Oki (Welcome) to the Iniskim Centre
On March 14, 2018, The Iniskim Centre moved to T110. Please see the map above for directions on how to access T110 from Level 1 East Gate.
Our contact numbers remain the same, 403.440.5596, and you can continue to email us at firstname.lastname@example.org
Please contact us with any questions you may have concerning our new location or our services.
For the past few years, we have needed more space for student programming, meetings, a direct connection to outdoors, a place to raise our lodges, offices for staff and counsellors and a place that is closer to the Office of Academic Indigenization.
How long will the move take?
The move will take two days (March 14 and 15) with the majority of it completed by Friday, March 16. It may take another two weeks to settle in and remove extra furniture, to hang art and organize the furnishings and the student areas but please feel free to stop by the Centre anytime after March 15.
Will all the same services be offered at the new location?
All of the current services will remain. These services are coordinated by the Student Success Coordinator, the Medicine Trail Coordinator, the Indigenous Housing and Events Coordinator and the ASTEP Administrator. The Aboriginal Education Program (soon to be renamed the Indigenous University Bridging Program) will operate in the Centre. There will be a dedicate space for counselling and a room for smudging.
Will there be any interruptions to the services offered at the Iniskim Centre during the move?
As the offices, student spaces, and labs move on March 14 and March 15, only the scheduled Student Learning Session will happen in the former centre. We will resume our usual operations on Friday, March 15. Please note that our March 21 Open House at 2 p.m. will be the first event in the new space (T110) with student awards as the main agenda.

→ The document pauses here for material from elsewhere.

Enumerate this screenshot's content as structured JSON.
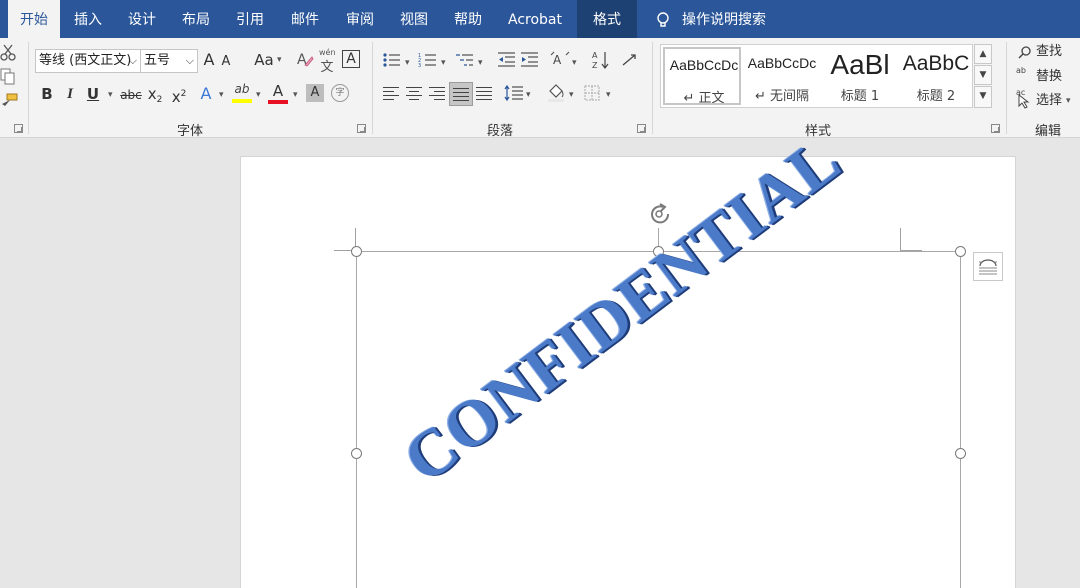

The Iniskim Centre offers programs and services to increase the engagement and success of Indigenous students while raising awareness of Indigenous peoples and cultures. Mount Royal University is located on the traditional lands of the Blackfoot people, the Niitsitapi. The centre recognizes and respects the diversity of all Indigenous peoples of Canada. The centre also increases the awareness of distinct Indigenous cultures, history and protocols across the University.
- Aboriginal Education Program

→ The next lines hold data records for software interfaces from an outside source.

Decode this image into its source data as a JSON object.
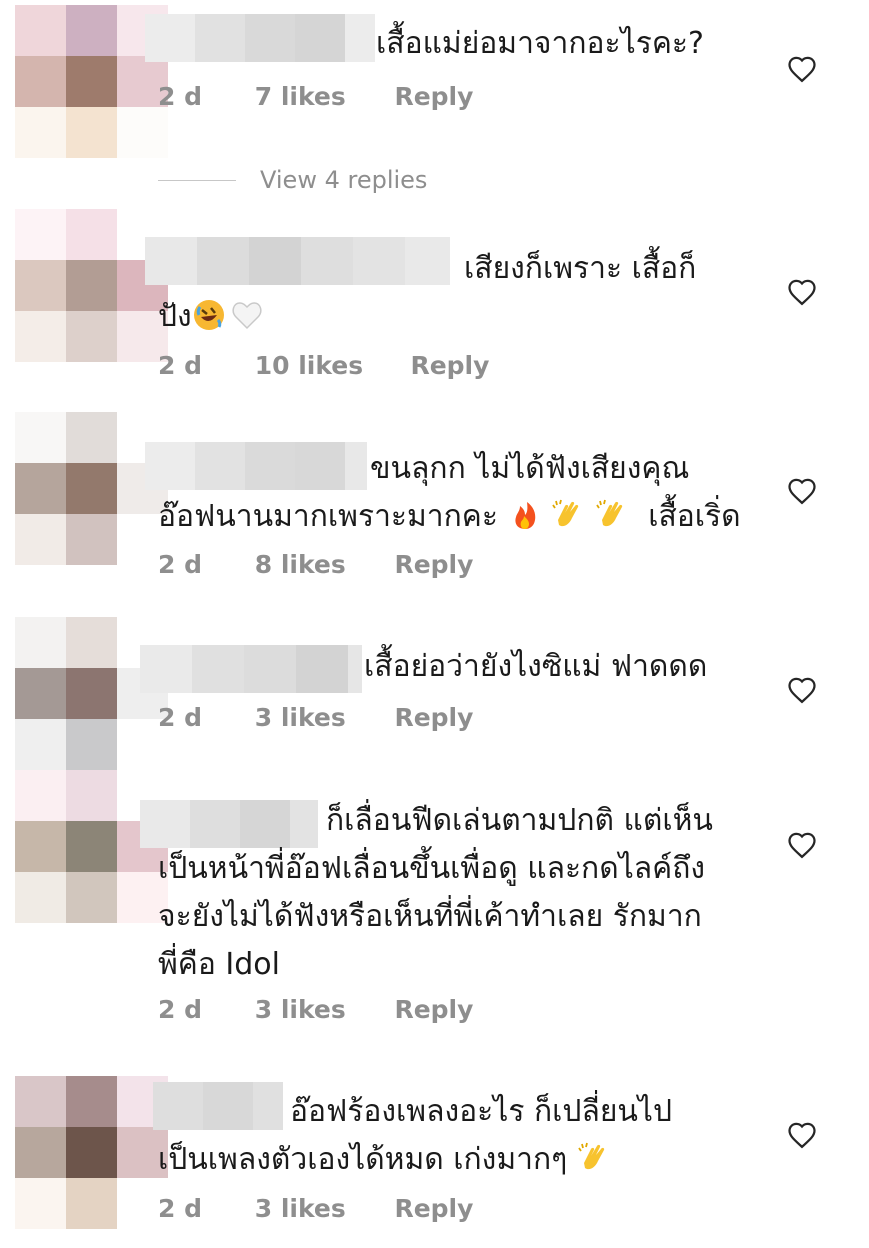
{
  "comments": [
    {
      "text_lines": [
        "เสื้อแม่ย่อมาจากอะไรคะ?"
      ],
      "age": "2 d",
      "likes": "7 likes",
      "reply": "Reply",
      "view_replies": "View 4 replies"
    },
    {
      "text_lines": [
        "เสียงก็เพราะ เสื้อก็",
        "ปัง"
      ],
      "emojis": [
        "rolling-laughing-emoji",
        "white-heart-emoji"
      ],
      "age": "2 d",
      "likes": "10 likes",
      "reply": "Reply"
    },
    {
      "text_lines": [
        "ขนลุกก ไม่ได้ฟังเสียงคุณ",
        "อ๊อฟนานมากเพราะมากคะ",
        "เสื้อเริ่ด"
      ],
      "emojis": [
        "fire-emoji",
        "clapping-hands-emoji",
        "clapping-hands-emoji"
      ],
      "age": "2 d",
      "likes": "8 likes",
      "reply": "Reply"
    },
    {
      "text_lines": [
        "เสื้อย่อว่ายังไงซิแม่ ฟาดดด"
      ],
      "age": "2 d",
      "likes": "3 likes",
      "reply": "Reply"
    },
    {
      "text_lines": [
        "ก็เลื่อนฟีดเล่นตามปกติ แต่เห็น",
        "เป็นหน้าพี่อ๊อฟเลื่อนขึ้นเพื่อดู และกดไลค์ถึง",
        "จะยังไม่ได้ฟังหรือเห็นที่พี่เค้าทำเลย รักมาก",
        "พี่คือ Idol"
      ],
      "age": "2 d",
      "likes": "3 likes",
      "reply": "Reply"
    },
    {
      "text_lines": [
        "อ๊อฟร้องเพลงอะไร ก็เปลี่ยนไป",
        "เป็นเพลงตัวเองได้หมด เก่งมากๆ"
      ],
      "emojis": [
        "clapping-hands-emoji"
      ],
      "age": "2 d",
      "likes": "3 likes",
      "reply": "Reply"
    }
  ],
  "icons": {
    "like": "heart-outline-icon"
  },
  "colors": {
    "meta_text": "#8e8e8e",
    "body_text": "#1a1a1a"
  }
}
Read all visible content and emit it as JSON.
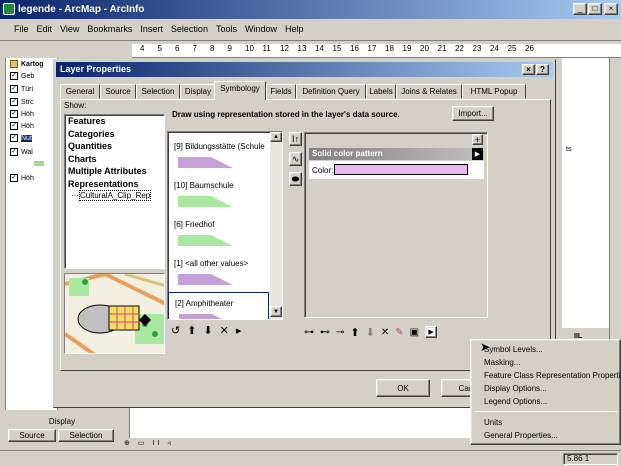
{
  "app": {
    "title": "legende - ArcMap - ArcInfo"
  },
  "menubar": [
    "File",
    "Edit",
    "View",
    "Bookmarks",
    "Insert",
    "Selection",
    "Tools",
    "Window",
    "Help"
  ],
  "ruler": [
    "4",
    "5",
    "6",
    "7",
    "8",
    "9",
    "10",
    "11",
    "12",
    "13",
    "14",
    "15",
    "16",
    "17",
    "18",
    "19",
    "20",
    "21",
    "22",
    "23",
    "24",
    "25",
    "26"
  ],
  "toc": {
    "items": [
      {
        "label": "Kartog",
        "checked": false
      },
      {
        "label": "Geb",
        "checked": true
      },
      {
        "label": "Türi",
        "checked": true
      },
      {
        "label": "Strc",
        "checked": true
      },
      {
        "label": "Höh",
        "checked": true
      },
      {
        "label": "Höh",
        "checked": true
      },
      {
        "label": "Nut",
        "checked": true
      },
      {
        "label": "Wal",
        "checked": true
      },
      {
        "label": "Höh",
        "checked": true
      }
    ],
    "tabs": {
      "header": "Display",
      "source": "Source",
      "selection": "Selection"
    }
  },
  "dialog": {
    "title": "Layer Properties",
    "tabs": [
      "General",
      "Source",
      "Selection",
      "Display",
      "Symbology",
      "Fields",
      "Definition Query",
      "Labels",
      "Joins & Relates",
      "HTML Popup"
    ],
    "active_tab": "Symbology",
    "show_label": "Show:",
    "show_items": [
      "Features",
      "Categories",
      "Quantities",
      "Charts",
      "Multiple Attributes",
      "Representations"
    ],
    "show_sub": "CulturalA_Clip_Rep",
    "description": "Draw using representation stored in the layer's data source.",
    "import_label": "Import...",
    "rules": [
      {
        "label": "[9] Bildungsstätte (Schule",
        "fill": "#c8a0d8"
      },
      {
        "label": "[10] Baumschule",
        "fill": "#a8e8a0"
      },
      {
        "label": "[6] Friedhof",
        "fill": "#a8e8a0"
      },
      {
        "label": "[1] <all other values>",
        "fill": "#c8a0d8"
      },
      {
        "label": "[2] Amphitheater",
        "fill": "#c8a0d8"
      }
    ],
    "pattern": {
      "title": "Solid color pattern",
      "color_label": "Color:",
      "color": "#e8b8f0"
    },
    "ok_label": "OK",
    "cancel_label": "Canc",
    "right_text": "ts",
    "right_text2": "IIL"
  },
  "context_menu": [
    "Symbol Levels...",
    "Masking...",
    "Feature Class Representation Properties...",
    "Display Options...",
    "Legend Options...",
    "Units",
    "General Properties..."
  ],
  "status": {
    "coords": "5.86 1"
  },
  "colors": {
    "titlebar": "#0a246a",
    "face": "#d4d0c8",
    "selection": "#0a246a"
  }
}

- Aboriginal Science and Technology Education Program
- Indigenous Housing Program
- Medicine Trail Program
- Cultural and spiritual advising
- Academic advising
- Computer lab
- Resource room
The Indigenous Strategic Plan: Report to our Communities
And an Honouring of David Docherty
The Mount Royal community in invited to join us on April 26th as we launch the Indigenous Strategic Plan Report to the Community and honour David Docherty with a special ceremony where he will be gifted with a Blackfoot name.
Naming of the Iniskim CentreLong ago, food had become scarce for the people of the plains. The inii (buffalo) showed compassion for them and sent a message through Weasel Woman. As she was collecting water from a river near her camp, she heard a stone calling to her from the bushes.
The stone told her how to perform a ceremony to call the buffalo towards a pisskan (buffalo jump). Weasel Woman took the Iniskim stone back to her camp and told the spiritual leaders about the ceremony. The people performed the ceremony and soon they began to have enough food, better shelter and tools by using all parts of the buffalo.
The Iniskim Centre is located in room C201, above Starbucks at the East Gate.
Mount Royal University is located in the traditional territories of the Niitsitapi (Blackfoot) and the people of the Treaty 7 region in southern Alberta, which includes the Siksika, the Piikuni, the Kainai, the Tsuut'ina and the Iyarhe Nakoda. We are situated on land where the Bow River meets the Elbow River. The traditional Blackfoot name of this place is "Mohkinstsis," which we now call the city of Calgary. The city of Calgary is also home to the Métis Nation.